*YOUR INSTRUCTIONS*:
Down to the last line, repeat the entries exactly.

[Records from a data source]

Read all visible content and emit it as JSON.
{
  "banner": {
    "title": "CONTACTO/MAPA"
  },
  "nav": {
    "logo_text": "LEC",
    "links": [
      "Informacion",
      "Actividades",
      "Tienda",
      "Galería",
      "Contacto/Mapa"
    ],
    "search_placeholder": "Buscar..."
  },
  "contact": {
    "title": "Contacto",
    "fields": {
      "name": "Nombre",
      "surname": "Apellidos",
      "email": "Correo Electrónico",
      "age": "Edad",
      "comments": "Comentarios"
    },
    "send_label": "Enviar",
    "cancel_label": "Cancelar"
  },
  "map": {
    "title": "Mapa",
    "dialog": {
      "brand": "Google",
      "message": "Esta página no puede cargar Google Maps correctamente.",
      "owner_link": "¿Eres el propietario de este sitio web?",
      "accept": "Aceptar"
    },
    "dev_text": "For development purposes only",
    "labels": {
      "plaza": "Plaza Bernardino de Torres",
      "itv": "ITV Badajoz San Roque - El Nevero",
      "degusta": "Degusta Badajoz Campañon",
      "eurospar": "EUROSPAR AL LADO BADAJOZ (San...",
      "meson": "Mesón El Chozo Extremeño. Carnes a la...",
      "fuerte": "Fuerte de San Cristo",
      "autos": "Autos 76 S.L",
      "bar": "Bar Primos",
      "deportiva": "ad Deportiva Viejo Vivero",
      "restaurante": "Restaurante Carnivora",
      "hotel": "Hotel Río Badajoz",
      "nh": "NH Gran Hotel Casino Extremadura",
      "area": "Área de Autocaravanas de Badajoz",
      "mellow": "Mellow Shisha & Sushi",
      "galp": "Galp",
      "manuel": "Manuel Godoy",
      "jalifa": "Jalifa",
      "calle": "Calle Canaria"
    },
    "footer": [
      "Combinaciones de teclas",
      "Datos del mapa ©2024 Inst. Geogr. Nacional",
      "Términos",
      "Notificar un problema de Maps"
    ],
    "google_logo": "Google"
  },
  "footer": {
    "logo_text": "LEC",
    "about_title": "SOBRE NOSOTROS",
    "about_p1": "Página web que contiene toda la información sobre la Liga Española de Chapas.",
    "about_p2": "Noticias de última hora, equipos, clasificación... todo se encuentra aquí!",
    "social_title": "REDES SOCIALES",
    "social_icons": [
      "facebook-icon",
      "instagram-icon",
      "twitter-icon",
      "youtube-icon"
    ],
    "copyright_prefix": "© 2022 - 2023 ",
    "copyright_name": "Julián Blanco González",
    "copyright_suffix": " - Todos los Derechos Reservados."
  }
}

*RESPONSE AREA*:
Read all visible content and emit it as JSON.
{
  "banner": {
    "title": "CONTACTO/MAPA"
  },
  "nav": {
    "logo_text": "LEC",
    "links": [
      "Informacion",
      "Actividades",
      "Tienda",
      "Galería",
      "Contacto/Mapa"
    ],
    "search_placeholder": "Buscar..."
  },
  "contact": {
    "title": "Contacto",
    "fields": {
      "name": "Nombre",
      "surname": "Apellidos",
      "email": "Correo Electrónico",
      "age": "Edad",
      "comments": "Comentarios"
    },
    "send_label": "Enviar",
    "cancel_label": "Cancelar"
  },
  "map": {
    "title": "Mapa",
    "dialog": {
      "brand": "Google",
      "message": "Esta página no puede cargar Google Maps correctamente.",
      "owner_link": "¿Eres el propietario de este sitio web?",
      "accept": "Aceptar"
    },
    "dev_text": "For development purposes only",
    "labels": {
      "plaza": "Plaza Bernardino de Torres",
      "itv": "ITV Badajoz San Roque - El Nevero",
      "degusta": "Degusta Badajoz Campañon",
      "eurospar": "EUROSPAR AL LADO BADAJOZ (San...",
      "meson": "Mesón El Chozo Extremeño. Carnes a la...",
      "fuerte": "Fuerte de San Cristo",
      "autos": "Autos 76 S.L",
      "bar": "Bar Primos",
      "deportiva": "ad Deportiva Viejo Vivero",
      "restaurante": "Restaurante Carnivora",
      "hotel": "Hotel Río Badajoz",
      "nh": "NH Gran Hotel Casino Extremadura",
      "area": "Área de Autocaravanas de Badajoz",
      "mellow": "Mellow Shisha & Sushi",
      "galp": "Galp",
      "manuel": "Manuel Godoy",
      "jalifa": "Jalifa",
      "calle": "Calle Canaria"
    },
    "footer": [
      "Combinaciones de teclas",
      "Datos del mapa ©2024 Inst. Geogr. Nacional",
      "Términos",
      "Notificar un problema de Maps"
    ],
    "google_logo": "Google"
  },
  "footer": {
    "logo_text": "LEC",
    "about_title": "SOBRE NOSOTROS",
    "about_p1": "Página web que contiene toda la información sobre la Liga Española de Chapas.",
    "about_p2": "Noticias de última hora, equipos, clasificación... todo se encuentra aquí!",
    "social_title": "REDES SOCIALES",
    "social_icons": [
      "facebook-icon",
      "instagram-icon",
      "twitter-icon",
      "youtube-icon"
    ],
    "copyright_prefix": "© 2022 - 2023 ",
    "copyright_name": "Julián Blanco González",
    "copyright_suffix": " - Todos los Derechos Reservados."
  }
}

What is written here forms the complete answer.